Suburban Milwaukee Districts Rap Desegregation Plan
Ten suburban Milwaukee school districts vowed last week to resist efforts by the city school board to force the "involuntary busing" of area students.
They also promised to use "all of the resources at their disposal" to oppose the creation of a regional school planning council, which they claim Milwaukee school officials plan to use as the vehicle to form a single metropolitan school district.
The suburban districts' adopted those positions following a decision by the Milwaukee school board last October requiring them to decide by Dec. 15 whether to join with the city in a voluntary desegregation plan. Lawyers for the suburban school boards said city school officials indicated they will seek a federal court order forcing them to join the plan if they refuse to do so voluntarily.
Nineteen suburban districts are currently involved in a student-exchange program with the city. Approximately 1,200 black students from the city are bused to the suburban schools and 200 white suburban students are bused to city schools under this arrangement.
A spokesman for the Milwaukee schools said the city school board would like to expand the program to include 29 suburban districts, which are spread out over four counties, and eventually to transfer approximately 5,200 students by the 1986-87 school year.
The spokesman said that by expanding the student-exchange program to that level, the city school board would remain in compliance with a 1976 court-approved negotiated settlement requiring it to maintain black enrollment at between 25 percent and 60 percent in its elementary schools and between 20 percent and 60 percent in its high schools.
At present, approximately 48 percent of the city schools' 87,600 students are black, 45 percent are white, and 7 percent are members of other races. The suburban districts' student population is almost entirely white.
In late October, the Milwaukee school board sent letters to the school-board presidents and superintendents of the outlying districts requiring that they reply by last week to a five-point voluntary-desegregation proposal.
According to lawyers for the 10 suburban districts not involved in the existing cross-district busing plan, their clients found two provisions particularly irritating.
The first would require them to ensure that student exchanges between the suburbs and city would result in a stable enrollment within the city schools by the 1986-87 school year of 45-percent black students, 45-percent white, 10-percent other races. The lawyers said that by their reading, the proposal would allow Milwaukee officials to seek mandatory student reassignments between the city and suburbs in order to maintain those levels if voluntary measures proved insufficient.
'Metropolitan Planning Council'
The second provision called for the creation of a "metropolitan school planning council" to be "the ultimate authority with respect to decisions affecting student movement, the educational planning necessary to make such movement successful, and provisions for school space."
Because representation on this panel would be proportional to the student enrollment in the 30 districts, lawyers for the suburban districts said, Milwaukee officials would "clearly control it."
"Most suburban districts have a very hard time distinguishing between that body and a metropolitan school district," said William J. Mulligan, one of the lawyers representing the 10 outlying districts. "There would be very little decisionmaking left for these school boards to do."

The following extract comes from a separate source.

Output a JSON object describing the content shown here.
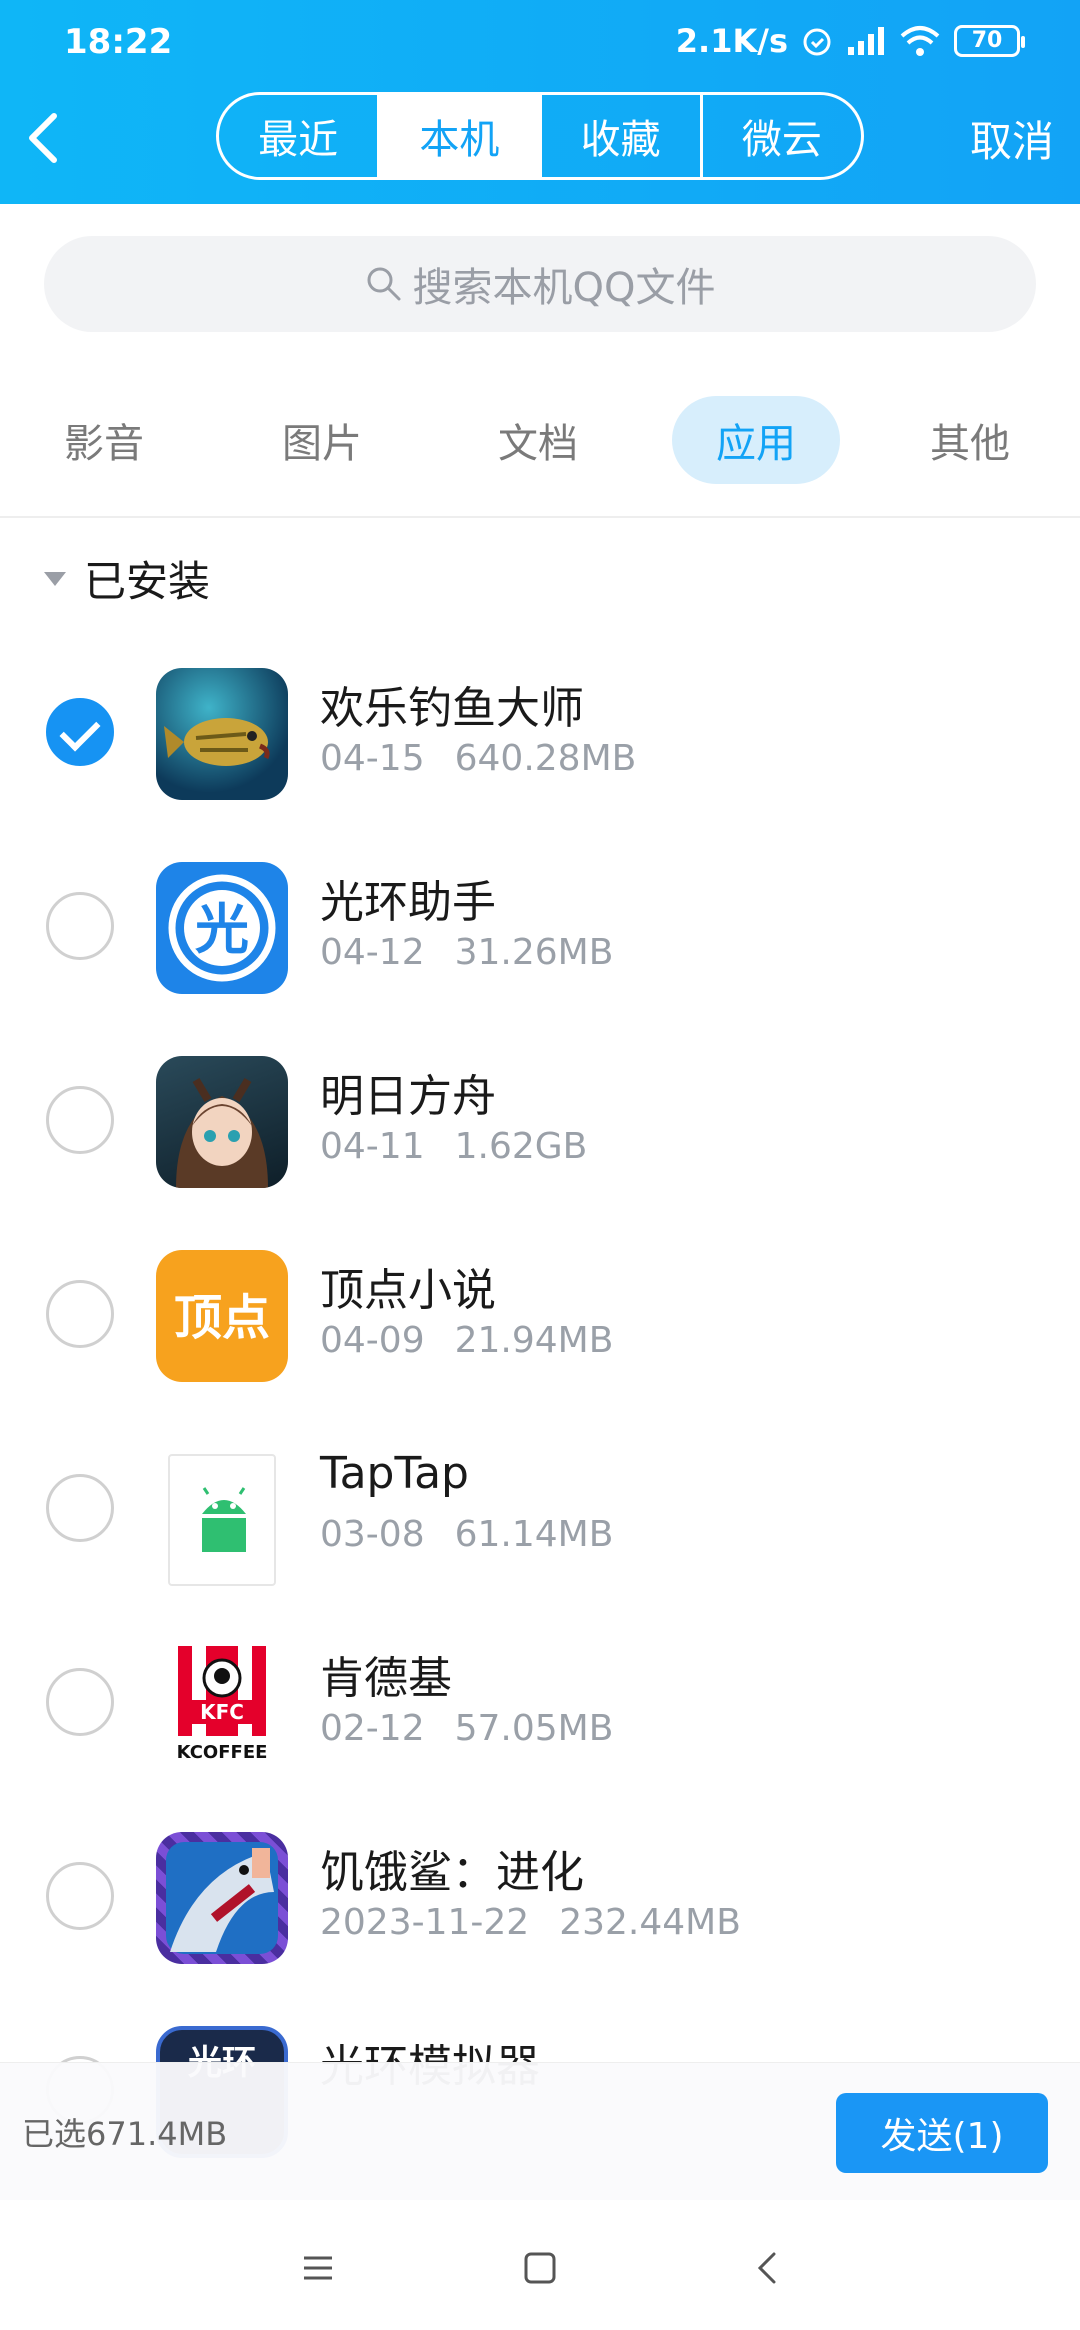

Early last week, the Milwaukee board met to discuss whether to extend the Dec. 15 deadline that it imposed on the suburban districts in light of such complaints. By the end of the evening, however, they had voted to re-endorse their original position.
That decision was viewed by the 10 suburban districts as "unfortunate and shortsighted."
The Milwaukee school board "continues to direct its attention to pursuing costly, disruptive, and needless litigation instead of expanding voluntary integration and improving the quality of education," the district leaders said in a prepared statement.
"In the event that the Milwaukee school board chooses to commence litigation," they continued, "these suburban districts state their intent to coordinate their efforts and to defend themselves with all of the resources at their disposal, and they will resist all unilateral efforts by the Milwaukee school board to force any system of involuntary busing upon Milwaukee and suburban students or to impose any metropolitan school district."
Spokesmen for the city district said the board will decide next month whether to file suit against suburban districts that reject the proposal.
Lawyers for both the city and suburban schools declined to comment on whether the city school board can prove that the suburban districts in some way discriminated against city students, and thus force the imposition of a mandatory cross-district integration plan.